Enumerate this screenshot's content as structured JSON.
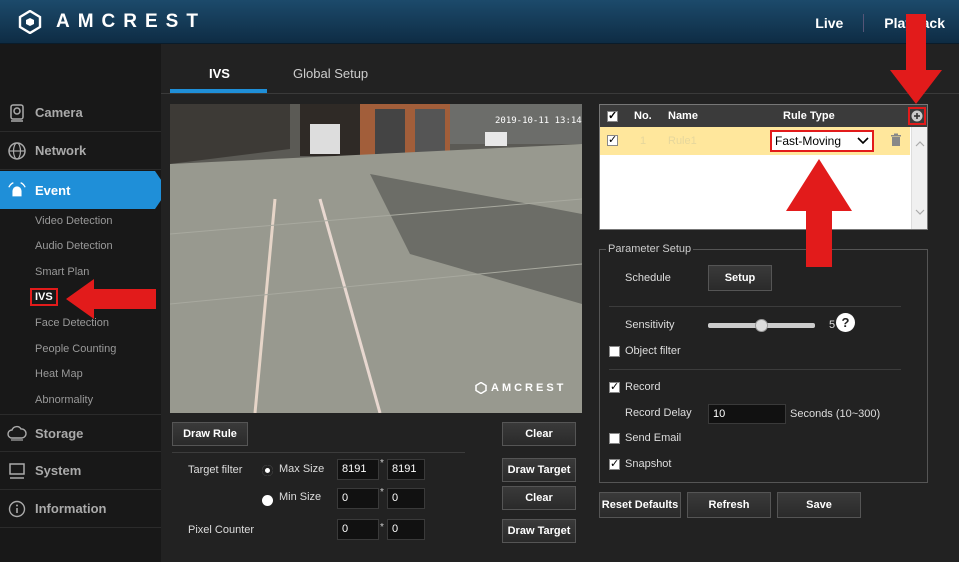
{
  "header": {
    "brand": "AMCREST",
    "nav": [
      "Live",
      "Playback"
    ]
  },
  "sidebar": {
    "items": [
      {
        "label": "Camera",
        "icon": "camera-icon"
      },
      {
        "label": "Network",
        "icon": "network-globe-icon"
      },
      {
        "label": "Event",
        "icon": "alarm-icon"
      },
      {
        "label": "Storage",
        "icon": "cloud-storage-icon"
      },
      {
        "label": "System",
        "icon": "monitor-icon"
      },
      {
        "label": "Information",
        "icon": "info-icon"
      }
    ],
    "event_sub": [
      "Video Detection",
      "Audio Detection",
      "Smart Plan",
      "IVS",
      "Face Detection",
      "People Counting",
      "Heat Map",
      "Abnormality"
    ]
  },
  "tabs": [
    "IVS",
    "Global Setup"
  ],
  "video": {
    "timestamp": "2019-10-11 13:14",
    "watermark": "AMCREST"
  },
  "controls": {
    "draw_rule": "Draw Rule",
    "clear": "Clear",
    "draw_target": "Draw Target",
    "target_filter": "Target filter",
    "max_size": "Max Size",
    "min_size": "Min Size",
    "pixel_counter": "Pixel Counter",
    "max_w": "8191",
    "max_h": "8191",
    "min_w": "0",
    "min_h": "0",
    "pix_w": "0",
    "pix_h": "0",
    "star": "*"
  },
  "rule_table": {
    "columns": [
      "No.",
      "Name",
      "Rule Type"
    ],
    "rows": [
      {
        "no": "1",
        "name": "Rule1",
        "type": "Fast-Moving",
        "checked": true
      }
    ]
  },
  "parameter_setup": {
    "legend": "Parameter Setup",
    "schedule": "Schedule",
    "setup": "Setup",
    "sensitivity": "Sensitivity",
    "sensitivity_value": "5",
    "sensitivity_level": 0.5,
    "object_filter": "Object filter",
    "record": "Record",
    "record_delay": "Record Delay",
    "record_delay_value": "10",
    "seconds": "Seconds (10~300)",
    "send_email": "Send Email",
    "snapshot": "Snapshot",
    "help": "?"
  },
  "footer_buttons": [
    "Reset Defaults",
    "Refresh",
    "Save"
  ],
  "colors": {
    "accent": "#1f8fd8",
    "arrow": "#e21b1b",
    "highlight_row": "#ffe79c"
  }
}
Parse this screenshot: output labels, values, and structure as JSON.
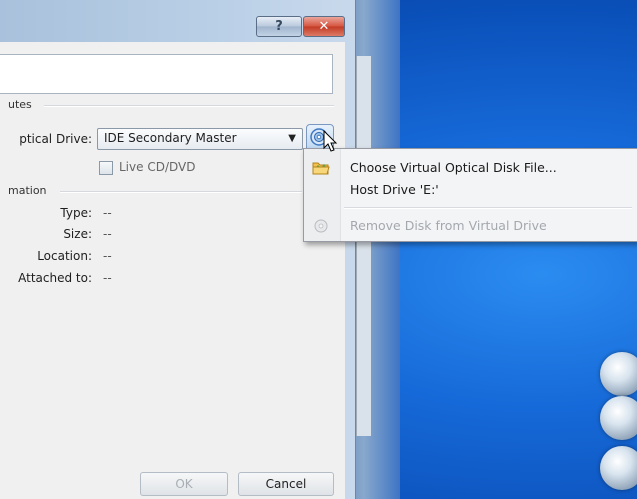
{
  "dialog": {
    "help_label": "?",
    "close_label": "✕",
    "attributes_group": "utes",
    "optical_drive_label": "ptical Drive:",
    "optical_drive_value": "IDE Secondary Master",
    "live_cd_label": "Live CD/DVD",
    "information_group": "mation",
    "info_rows": [
      {
        "label": "Type:",
        "value": "--"
      },
      {
        "label": "Size:",
        "value": "--"
      },
      {
        "label": "Location:",
        "value": "--"
      },
      {
        "label": "Attached to:",
        "value": "--"
      }
    ],
    "ok_label": "OK",
    "cancel_label": "Cancel"
  },
  "context_menu": {
    "items": [
      {
        "label": "Choose Virtual Optical Disk File...",
        "icon": "folder-open-icon",
        "enabled": true
      },
      {
        "label": "Host Drive 'E:'",
        "icon": "",
        "enabled": true
      },
      {
        "label": "Remove Disk from Virtual Drive",
        "icon": "eject-disc-icon",
        "enabled": false
      }
    ]
  },
  "colors": {
    "desktop_blue": "#1669d8",
    "window_frame": "#b9cfe6",
    "close_red": "#d4533f",
    "menu_background": "#f3f4f6"
  }
}
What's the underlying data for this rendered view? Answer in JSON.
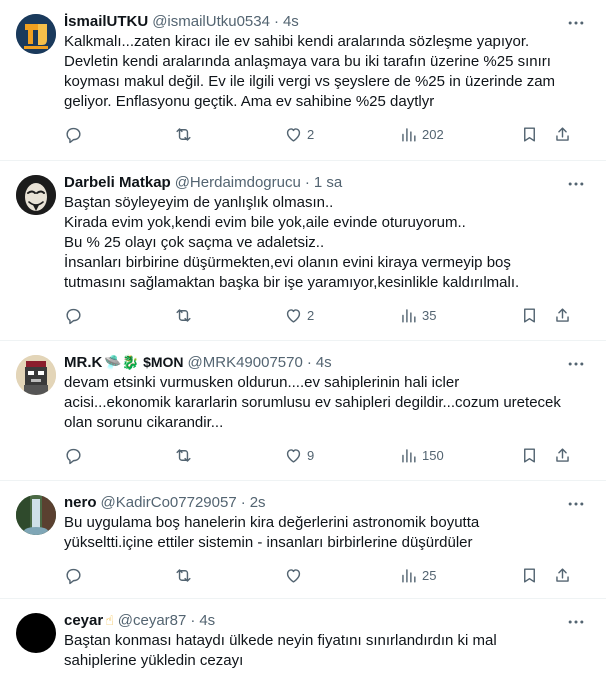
{
  "tweets": [
    {
      "name": "İsmailUTKU",
      "emoji": "",
      "handle": "@ismailUtku0534",
      "time": "4s",
      "text": "Kalkmalı...zaten kiracı ile ev sahibi kendi aralarında sözleşme yapıyor.\nDevletin kendi aralarında anlaşmaya vara  bu iki tarafın üzerine %25 sınırı\nkoyması makul değil. Ev ile ilgili vergi vs şeyslere de %25  in üzerinde zam\ngeliyor. Enflasyonu geçtik. Ama ev sahibine %25 daytlyr",
      "replies": "",
      "retweets": "",
      "likes": "2",
      "views": "202",
      "avatar_color": "#1a3a5c"
    },
    {
      "name": "Darbeli Matkap",
      "emoji": "",
      "handle": "@Herdaimdogrucu",
      "time": "1 sa",
      "text": "Baştan söyleyeyim de yanlışlık olmasın..\nKirada evim yok,kendi evim bile yok,aile evinde oturuyorum..\nBu % 25 olayı çok saçma ve adaletsiz..\nİnsanları birbirine düşürmekten,evi olanın evini kiraya vermeyip boş\ntutmasını sağlamaktan başka bir işe yaramıyor,kesinlikle kaldırılmalı.",
      "replies": "",
      "retweets": "",
      "likes": "2",
      "views": "35",
      "avatar_color": "#222222"
    },
    {
      "name": "MR.K",
      "emoji": "🛸🐉 $MON",
      "handle": "@MRK49007570",
      "time": "4s",
      "text": "devam etsinki vurmusken oldurun....ev sahiplerinin hali icler\nacisi...ekonomik kararlarin sorumlusu ev sahipleri degildir...cozum uretecek\nolan sorunu cikarandir...",
      "replies": "",
      "retweets": "",
      "likes": "9",
      "views": "150",
      "avatar_color": "#d9c7a8"
    },
    {
      "name": "nero",
      "emoji": "",
      "handle": "@KadirCo07729057",
      "time": "2s",
      "text": "Bu uygulama boş hanelerin kira değerlerini astronomik boyutta\nyükseltti.içine ettiler sistemin - insanları birbirlerine düşürdüler",
      "replies": "",
      "retweets": "",
      "likes": "",
      "views": "25",
      "avatar_color": "#3d5a3a"
    },
    {
      "name": "ceyar",
      "emoji": "☝",
      "handle": "@ceyar87",
      "time": "4s",
      "text": "Baştan konması hataydı ülkede neyin fiyatını sınırlandırdın ki mal\nsahiplerine yükledin cezayı",
      "replies": "",
      "retweets": "",
      "likes": "",
      "views": "",
      "avatar_color": "#000000"
    }
  ],
  "icons": {
    "reply": "reply-icon",
    "retweet": "retweet-icon",
    "like": "heart-icon",
    "views": "views-icon",
    "bookmark": "bookmark-icon",
    "share": "share-icon",
    "more": "more-icon"
  }
}
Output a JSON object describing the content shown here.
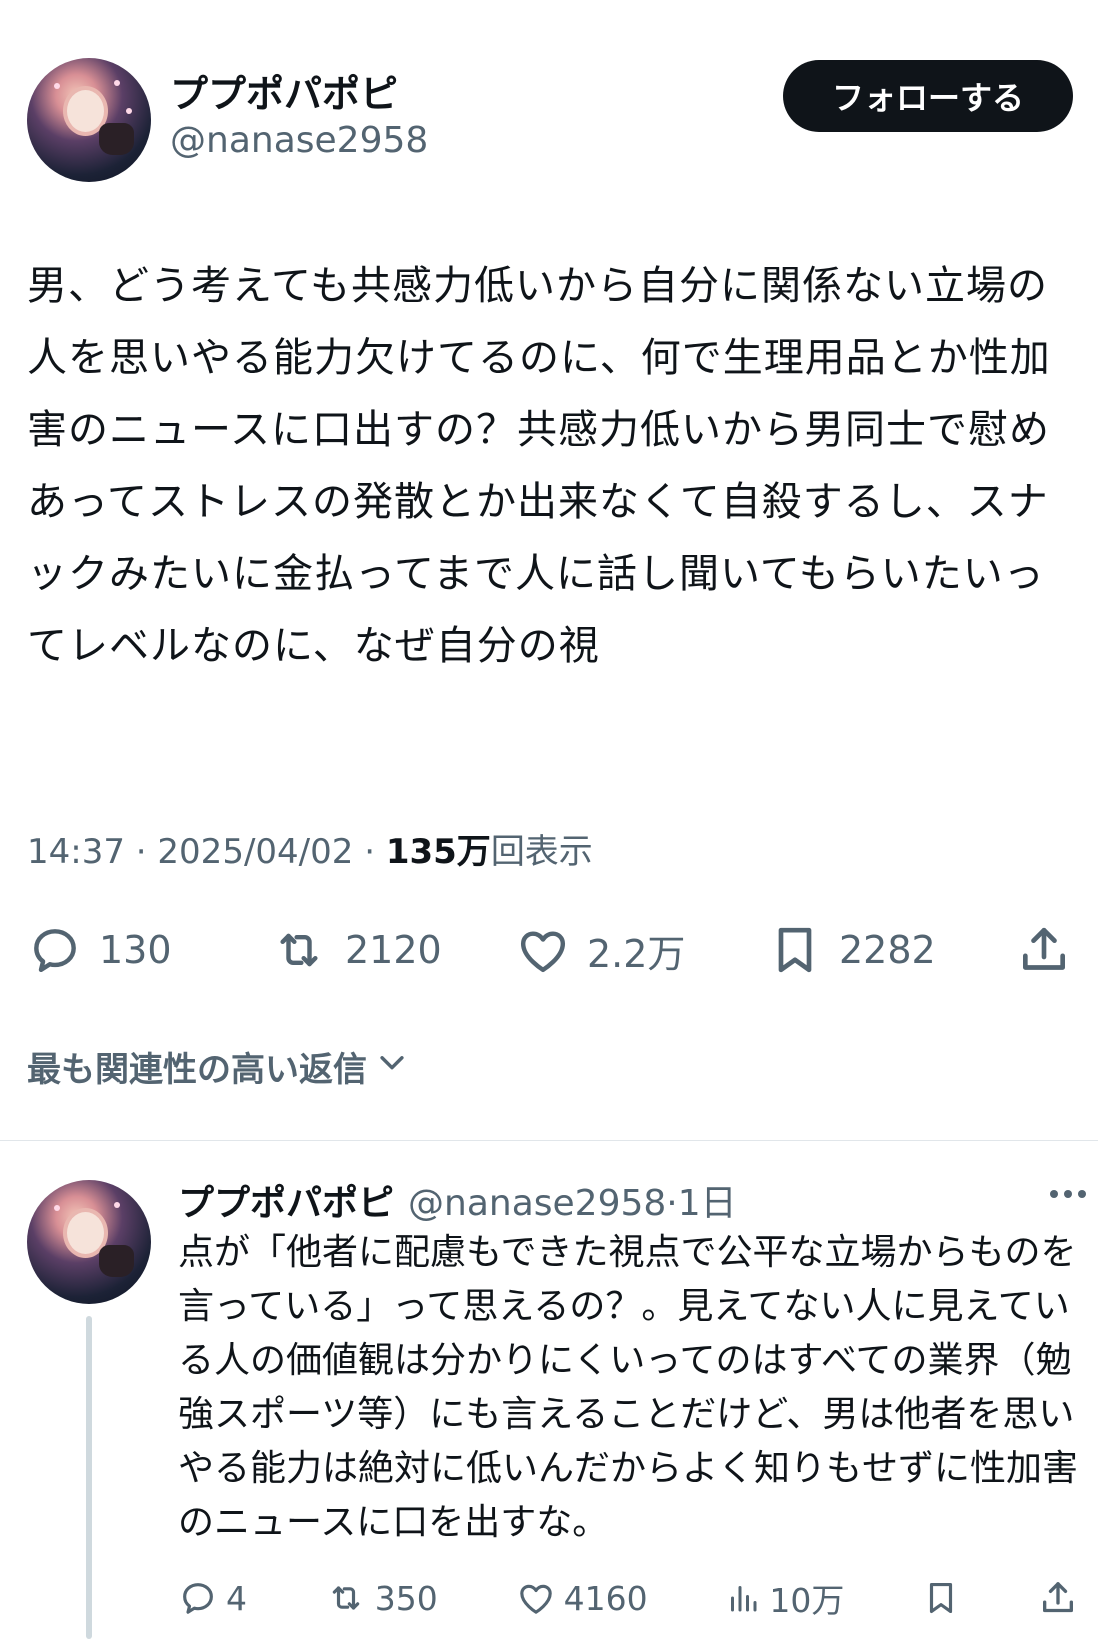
{
  "post": {
    "author": {
      "display_name": "ププポパポピ",
      "handle": "@nanase2958"
    },
    "follow_label": "フォローする",
    "text": "男、どう考えても共感力低いから自分に関係ない立場の人を思いやる能力欠けてるのに、何で生理用品とか性加害のニュースに口出すの？共感力低いから男同士で慰めあってストレスの発散とか出来なくて自殺するし、スナックみたいに金払ってまで人に話し聞いてもらいたいってレベルなのに、なぜ自分の視",
    "time": "14:37",
    "separator": "·",
    "date": "2025/04/02",
    "views_count": "135万",
    "views_label": "回表示",
    "stats": {
      "replies": "130",
      "reposts": "2120",
      "likes": "2.2万",
      "bookmarks": "2282"
    }
  },
  "replies_sort_label": "最も関連性の高い返信",
  "reply": {
    "display_name": "ププポパポピ",
    "handle": "@nanase2958",
    "separator": "·",
    "time": "1日",
    "text": "点が「他者に配慮もできた視点で公平な立場からものを言っている」って思えるの？。見えてない人に見えている人の価値観は分かりにくいってのはすべての業界（勉強スポーツ等）にも言えることだけど、男は他者を思いやる能力は絶対に低いんだからよく知りもせずに性加害のニュースに口を出すな。",
    "stats": {
      "replies": "4",
      "reposts": "350",
      "likes": "4160",
      "views": "10万"
    }
  },
  "colors": {
    "text": "#0f1419",
    "secondary": "#536471",
    "button_bg": "#0f1419",
    "thread_line": "#cfd9de"
  },
  "icons": [
    "reply-icon",
    "repost-icon",
    "like-icon",
    "bookmark-icon",
    "share-icon",
    "views-icon",
    "more-icon",
    "chevron-down-icon"
  ]
}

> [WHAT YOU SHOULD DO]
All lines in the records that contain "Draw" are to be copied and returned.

> [EXERCISE SOLUTION]
    "draw_rule": "Draw Rule",
    "draw_target": "Draw Target",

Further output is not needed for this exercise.